-- SUPPLIED ENTRIES follows --

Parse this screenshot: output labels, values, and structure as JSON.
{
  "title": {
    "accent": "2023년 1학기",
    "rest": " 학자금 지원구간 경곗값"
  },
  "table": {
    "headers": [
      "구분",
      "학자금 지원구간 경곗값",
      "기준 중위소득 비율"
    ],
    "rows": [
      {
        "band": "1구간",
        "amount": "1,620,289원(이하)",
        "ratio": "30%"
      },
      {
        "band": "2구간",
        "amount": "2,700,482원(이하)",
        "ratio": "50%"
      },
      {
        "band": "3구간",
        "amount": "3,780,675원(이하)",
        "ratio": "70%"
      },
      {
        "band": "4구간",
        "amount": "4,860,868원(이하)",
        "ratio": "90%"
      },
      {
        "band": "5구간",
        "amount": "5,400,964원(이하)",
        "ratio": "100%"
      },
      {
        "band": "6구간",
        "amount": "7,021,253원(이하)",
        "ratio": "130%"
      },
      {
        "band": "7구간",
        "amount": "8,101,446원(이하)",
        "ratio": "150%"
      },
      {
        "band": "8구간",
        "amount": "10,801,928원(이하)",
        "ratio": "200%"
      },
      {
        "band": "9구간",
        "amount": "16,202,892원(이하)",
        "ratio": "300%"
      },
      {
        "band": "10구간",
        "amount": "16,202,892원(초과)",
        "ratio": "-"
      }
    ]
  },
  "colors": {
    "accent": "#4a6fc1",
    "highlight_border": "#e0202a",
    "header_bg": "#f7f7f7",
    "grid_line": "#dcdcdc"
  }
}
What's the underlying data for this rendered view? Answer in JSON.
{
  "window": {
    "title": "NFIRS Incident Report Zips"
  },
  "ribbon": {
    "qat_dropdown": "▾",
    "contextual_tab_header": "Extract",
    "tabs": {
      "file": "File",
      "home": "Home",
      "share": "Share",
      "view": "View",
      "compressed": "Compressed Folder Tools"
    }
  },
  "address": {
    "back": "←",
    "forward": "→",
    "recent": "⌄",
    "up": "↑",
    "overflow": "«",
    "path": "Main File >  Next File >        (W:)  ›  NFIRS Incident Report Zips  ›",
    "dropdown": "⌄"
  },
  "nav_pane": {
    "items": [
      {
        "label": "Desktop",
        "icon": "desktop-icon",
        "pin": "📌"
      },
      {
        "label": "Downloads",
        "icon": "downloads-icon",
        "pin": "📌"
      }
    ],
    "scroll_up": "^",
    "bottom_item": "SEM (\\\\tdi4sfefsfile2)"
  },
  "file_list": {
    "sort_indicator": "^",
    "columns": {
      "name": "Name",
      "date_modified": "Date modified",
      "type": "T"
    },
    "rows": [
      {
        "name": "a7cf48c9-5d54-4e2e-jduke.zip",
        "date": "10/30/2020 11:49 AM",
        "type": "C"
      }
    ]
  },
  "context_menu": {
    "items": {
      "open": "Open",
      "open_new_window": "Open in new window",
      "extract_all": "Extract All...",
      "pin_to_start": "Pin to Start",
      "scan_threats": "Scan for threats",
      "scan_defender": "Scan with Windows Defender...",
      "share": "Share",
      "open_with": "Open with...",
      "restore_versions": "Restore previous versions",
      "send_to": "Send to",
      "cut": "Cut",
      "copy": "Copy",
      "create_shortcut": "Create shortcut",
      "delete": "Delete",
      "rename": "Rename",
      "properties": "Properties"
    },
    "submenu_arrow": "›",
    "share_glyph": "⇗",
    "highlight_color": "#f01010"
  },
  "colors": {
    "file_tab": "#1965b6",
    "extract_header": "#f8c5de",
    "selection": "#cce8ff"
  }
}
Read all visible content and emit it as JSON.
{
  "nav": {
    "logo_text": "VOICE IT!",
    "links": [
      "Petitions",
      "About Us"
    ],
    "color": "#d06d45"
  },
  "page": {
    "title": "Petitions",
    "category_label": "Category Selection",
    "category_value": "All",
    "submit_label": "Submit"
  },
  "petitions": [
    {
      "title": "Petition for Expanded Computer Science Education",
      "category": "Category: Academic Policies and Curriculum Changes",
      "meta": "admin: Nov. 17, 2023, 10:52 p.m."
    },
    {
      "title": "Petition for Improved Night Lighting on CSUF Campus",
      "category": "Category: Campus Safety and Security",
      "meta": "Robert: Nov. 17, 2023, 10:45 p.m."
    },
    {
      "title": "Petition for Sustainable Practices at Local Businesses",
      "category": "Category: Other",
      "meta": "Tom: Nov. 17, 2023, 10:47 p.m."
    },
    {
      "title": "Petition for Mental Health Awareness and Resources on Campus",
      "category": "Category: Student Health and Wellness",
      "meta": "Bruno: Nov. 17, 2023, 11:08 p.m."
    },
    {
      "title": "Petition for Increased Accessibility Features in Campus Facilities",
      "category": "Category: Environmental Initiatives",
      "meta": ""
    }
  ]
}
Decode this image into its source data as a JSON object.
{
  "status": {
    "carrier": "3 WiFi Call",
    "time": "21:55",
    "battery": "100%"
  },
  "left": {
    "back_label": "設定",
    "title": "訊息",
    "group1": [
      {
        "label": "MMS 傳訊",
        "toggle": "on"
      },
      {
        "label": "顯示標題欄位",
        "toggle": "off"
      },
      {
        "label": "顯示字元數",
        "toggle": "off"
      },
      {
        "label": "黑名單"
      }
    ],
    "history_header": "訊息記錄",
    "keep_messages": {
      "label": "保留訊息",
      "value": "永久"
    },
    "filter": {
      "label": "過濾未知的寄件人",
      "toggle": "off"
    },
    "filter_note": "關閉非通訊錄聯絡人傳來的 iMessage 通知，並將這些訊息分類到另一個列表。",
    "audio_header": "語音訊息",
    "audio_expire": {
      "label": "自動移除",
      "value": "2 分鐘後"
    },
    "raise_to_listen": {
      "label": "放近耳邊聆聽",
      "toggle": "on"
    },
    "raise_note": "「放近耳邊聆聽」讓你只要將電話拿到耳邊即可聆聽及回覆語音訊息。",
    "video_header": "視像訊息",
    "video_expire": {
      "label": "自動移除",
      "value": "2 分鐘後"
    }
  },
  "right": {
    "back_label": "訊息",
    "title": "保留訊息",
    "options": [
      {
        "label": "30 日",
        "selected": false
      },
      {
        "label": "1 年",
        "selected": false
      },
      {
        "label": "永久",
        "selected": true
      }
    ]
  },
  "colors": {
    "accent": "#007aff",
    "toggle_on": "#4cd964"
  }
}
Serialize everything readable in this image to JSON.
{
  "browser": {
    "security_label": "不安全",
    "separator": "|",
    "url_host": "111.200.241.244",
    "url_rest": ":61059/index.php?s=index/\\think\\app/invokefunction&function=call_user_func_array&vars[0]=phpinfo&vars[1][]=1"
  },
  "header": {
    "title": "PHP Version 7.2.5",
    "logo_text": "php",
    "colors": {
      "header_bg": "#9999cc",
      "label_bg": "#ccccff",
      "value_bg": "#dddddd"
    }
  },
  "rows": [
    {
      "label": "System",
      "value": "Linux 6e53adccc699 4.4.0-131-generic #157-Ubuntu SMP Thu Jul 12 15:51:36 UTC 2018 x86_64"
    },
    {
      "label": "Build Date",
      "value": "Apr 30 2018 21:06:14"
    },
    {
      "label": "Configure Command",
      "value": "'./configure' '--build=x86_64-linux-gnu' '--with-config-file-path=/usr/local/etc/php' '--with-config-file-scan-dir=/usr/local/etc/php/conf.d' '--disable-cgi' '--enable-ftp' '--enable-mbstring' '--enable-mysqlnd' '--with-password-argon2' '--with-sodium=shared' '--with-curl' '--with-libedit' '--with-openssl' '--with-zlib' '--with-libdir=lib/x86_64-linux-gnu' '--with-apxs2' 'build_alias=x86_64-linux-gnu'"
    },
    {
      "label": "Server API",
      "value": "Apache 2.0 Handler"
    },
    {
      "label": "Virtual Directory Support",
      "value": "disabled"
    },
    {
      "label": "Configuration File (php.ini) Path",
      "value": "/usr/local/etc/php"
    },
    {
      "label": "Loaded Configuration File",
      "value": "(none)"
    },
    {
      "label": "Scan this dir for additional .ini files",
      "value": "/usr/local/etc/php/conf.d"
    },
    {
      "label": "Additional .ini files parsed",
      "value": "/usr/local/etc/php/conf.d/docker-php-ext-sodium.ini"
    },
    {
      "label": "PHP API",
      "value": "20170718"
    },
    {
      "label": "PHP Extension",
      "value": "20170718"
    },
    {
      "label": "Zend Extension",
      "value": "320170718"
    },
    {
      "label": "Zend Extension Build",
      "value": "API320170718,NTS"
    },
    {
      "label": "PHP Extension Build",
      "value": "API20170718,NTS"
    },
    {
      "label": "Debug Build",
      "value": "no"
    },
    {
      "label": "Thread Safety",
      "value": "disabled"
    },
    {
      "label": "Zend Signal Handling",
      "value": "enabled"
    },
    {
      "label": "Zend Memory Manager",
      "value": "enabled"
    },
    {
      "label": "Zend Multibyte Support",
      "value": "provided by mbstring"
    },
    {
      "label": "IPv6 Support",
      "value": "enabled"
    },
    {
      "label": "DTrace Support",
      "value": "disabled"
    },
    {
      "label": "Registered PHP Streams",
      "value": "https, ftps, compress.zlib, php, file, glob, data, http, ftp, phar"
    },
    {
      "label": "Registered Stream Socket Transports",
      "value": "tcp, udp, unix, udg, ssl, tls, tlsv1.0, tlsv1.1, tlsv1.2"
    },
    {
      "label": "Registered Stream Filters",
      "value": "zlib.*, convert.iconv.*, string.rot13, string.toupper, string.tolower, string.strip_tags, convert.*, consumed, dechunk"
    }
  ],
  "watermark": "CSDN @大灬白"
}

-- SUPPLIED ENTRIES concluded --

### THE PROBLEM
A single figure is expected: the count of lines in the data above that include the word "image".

### RESULT FOR THIS EXERCISE
2